When the price of commercial solar systems dropped almost 14 percent in 2012, advantageous companies saw an opportunity to reduce a portion of their operating expenses by controlling their energy costs. Solar energy provides an appealing choice with predictable prices for 20-30 years, reducing utility price volatility for large organizations managing long terms budgets.
A report by Solar Energy Industries Association and Vote Solar Initiative analyzed 42 companies that deployed at least 312 megawatts (MV) of photovoltaic (PV) capacity at more than 750 locations in at least 26 states and Puerto Rico. According to the study, the 20 companies with the highest installed capacity have deployed at least 279 MV, enough to supply all the electricity needs of 46,500 American households. From large organizations to small business, deploying solar energy cuts operating costs, improves the bottom line, and increases profits, thus allowing brands to focus on their core business.

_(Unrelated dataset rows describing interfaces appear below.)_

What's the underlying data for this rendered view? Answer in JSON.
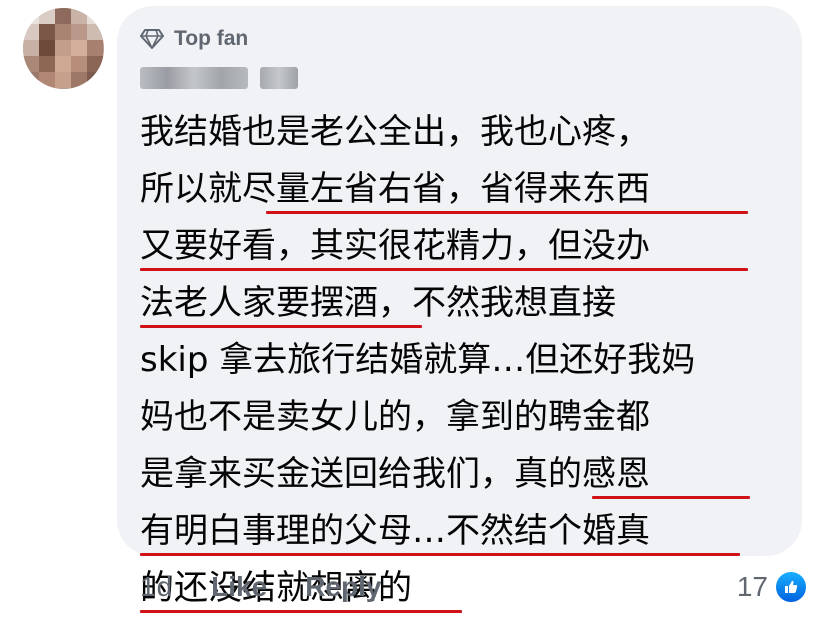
{
  "comment": {
    "badge": "Top fan",
    "lines": [
      "我结婚也是老公全出，我也心疼，",
      "所以就尽量左省右省，省得来东西",
      "又要好看，其实很花精力，但没办",
      "法老人家要摆酒，不然我想直接",
      "skip 拿去旅行结婚就算…但还好我妈",
      "妈也不是卖女儿的，拿到的聘金都",
      "是拿来买金送回给我们，真的感恩",
      "有明白事理的父母…不然结个婚真",
      "的还没结就想离的"
    ],
    "time": "1d",
    "like_label": "Like",
    "reply_label": "Reply",
    "reaction_count": "17"
  },
  "colors": {
    "bubble": "#f0f2f5",
    "underline": "#d01218",
    "meta_text": "#606770",
    "like_blue": "#1877f2"
  }
}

In coming years, most industry predictions call for more consistent and moderate growth. According to the study, businesses, non-profits, schools and public agencies are expected to add 7000 megawatts of additional PV systems over the next five years – enough to replace seven retiring coal power plants.